Exercise directions:
Every line containing the word "heading" must be pulled from the records.

Start of The input

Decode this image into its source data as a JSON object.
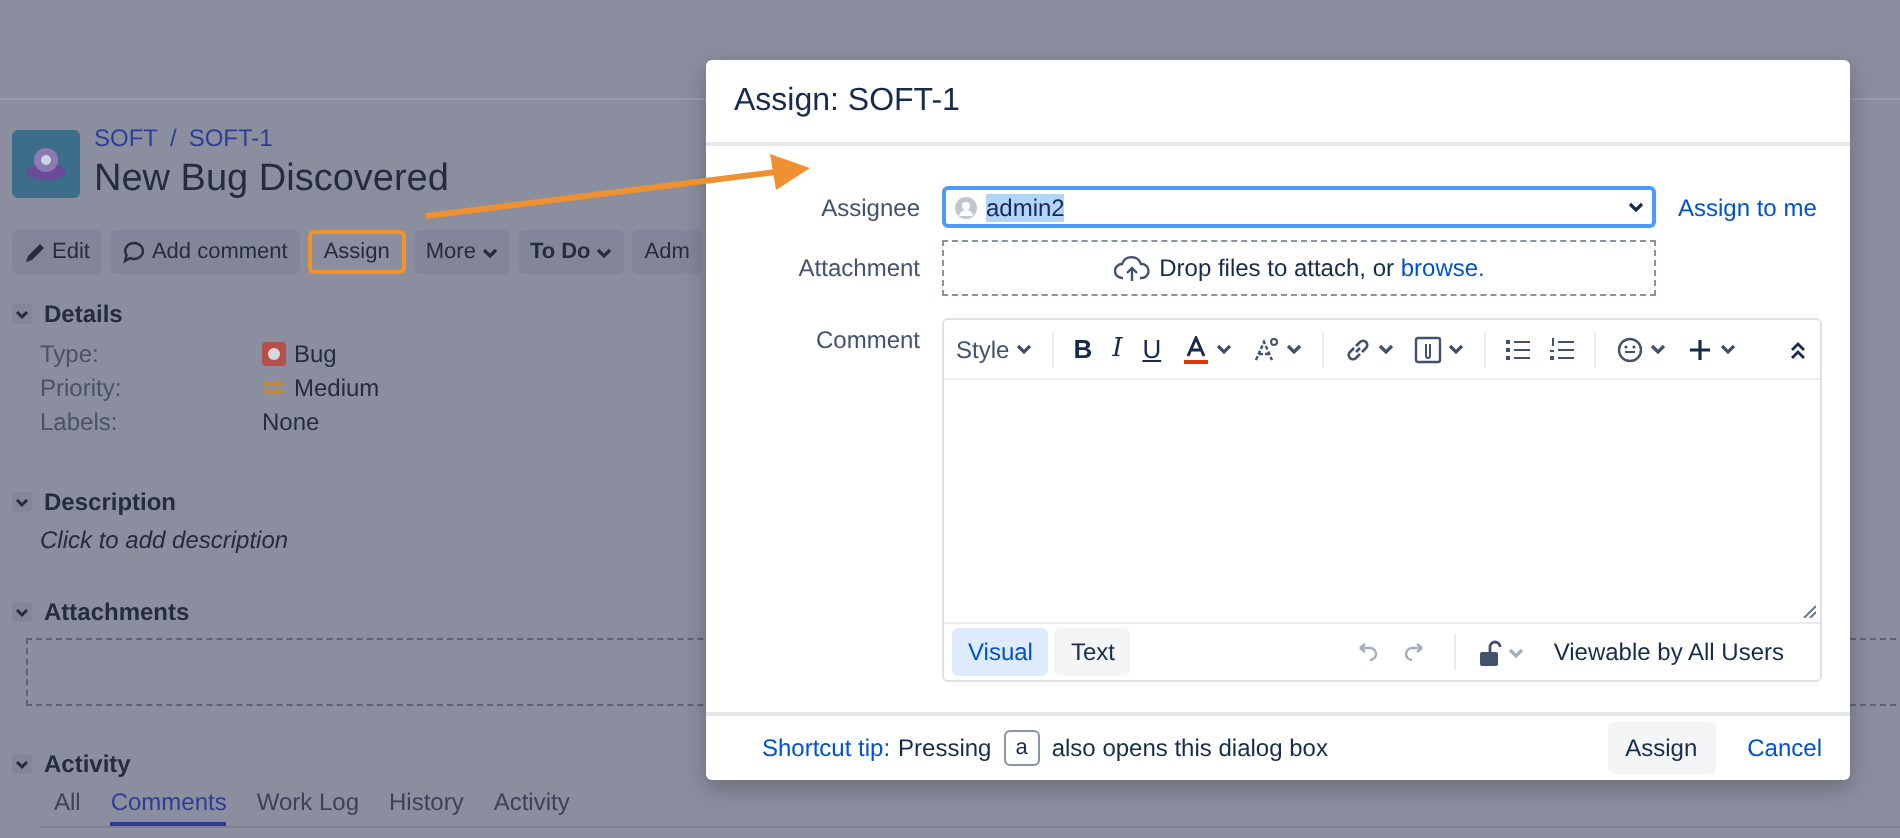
{
  "issue": {
    "breadcrumb": [
      {
        "label": "SOFT"
      },
      {
        "label": "SOFT-1"
      }
    ],
    "separator": "/",
    "title": "New Bug Discovered"
  },
  "toolbar": [
    {
      "kind": "edit",
      "label": "Edit"
    },
    {
      "kind": "comment",
      "label": "Add comment"
    },
    {
      "kind": "highlighted",
      "label": "Assign"
    },
    {
      "kind": "menu",
      "label": "More"
    },
    {
      "kind": "status",
      "label": "To Do"
    },
    {
      "kind": "plain",
      "label": "Adm"
    }
  ],
  "details": {
    "heading": "Details",
    "fields": [
      {
        "kind": "bug",
        "label": "Type:",
        "value": "Bug"
      },
      {
        "kind": "priority",
        "label": "Priority:",
        "value": "Medium"
      },
      {
        "kind": "plain",
        "label": "Labels:",
        "value": "None"
      }
    ]
  },
  "description": {
    "heading": "Description",
    "placeholder": "Click to add description"
  },
  "attachments": {
    "heading": "Attachments"
  },
  "activity": {
    "heading": "Activity",
    "tabs": [
      {
        "label": "All",
        "selected": false
      },
      {
        "label": "Comments",
        "selected": true
      },
      {
        "label": "Work Log",
        "selected": false
      },
      {
        "label": "History",
        "selected": false
      },
      {
        "label": "Activity",
        "selected": false
      }
    ]
  },
  "dialog": {
    "title": "Assign: SOFT-1",
    "assignee_label": "Assignee",
    "assignee_value": "admin2",
    "assign_to_me": "Assign to me",
    "attachment_label": "Attachment",
    "drop_text": "Drop files to attach, or",
    "browse_link": "browse.",
    "comment_label": "Comment",
    "style_menu": "Style",
    "format_buttons": [
      "B",
      "I",
      "U"
    ],
    "modes": [
      {
        "label": "Visual",
        "selected": true
      },
      {
        "label": "Text",
        "selected": false
      }
    ],
    "visibility": "Viewable by All Users",
    "shortcut_tip": {
      "label": "Shortcut tip:",
      "before": "Pressing",
      "key": "a",
      "after": "also opens this dialog box"
    },
    "submit": "Assign",
    "cancel": "Cancel"
  }
}
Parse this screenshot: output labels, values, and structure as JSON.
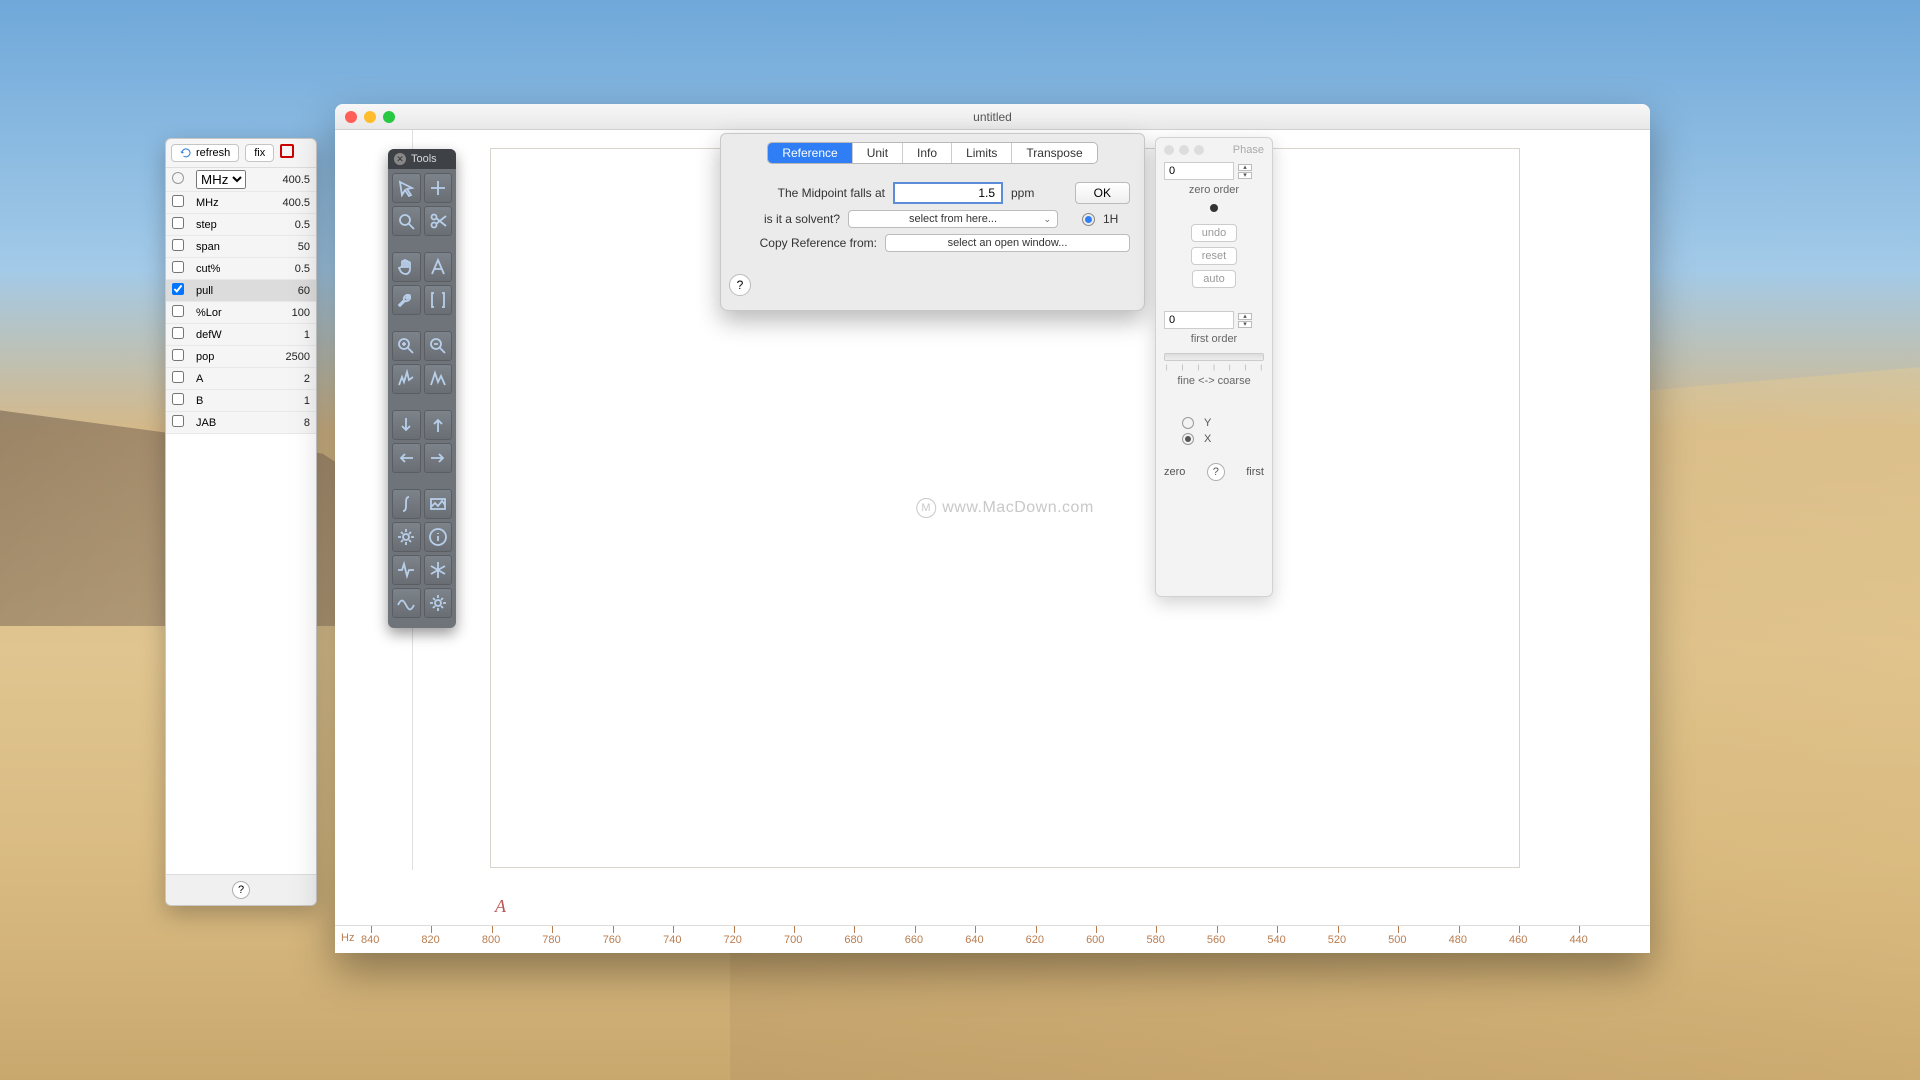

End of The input

Worked solution:
    "heading": "Details",
    "heading": "Description",
    "heading": "Attachments"
    "heading": "Activity",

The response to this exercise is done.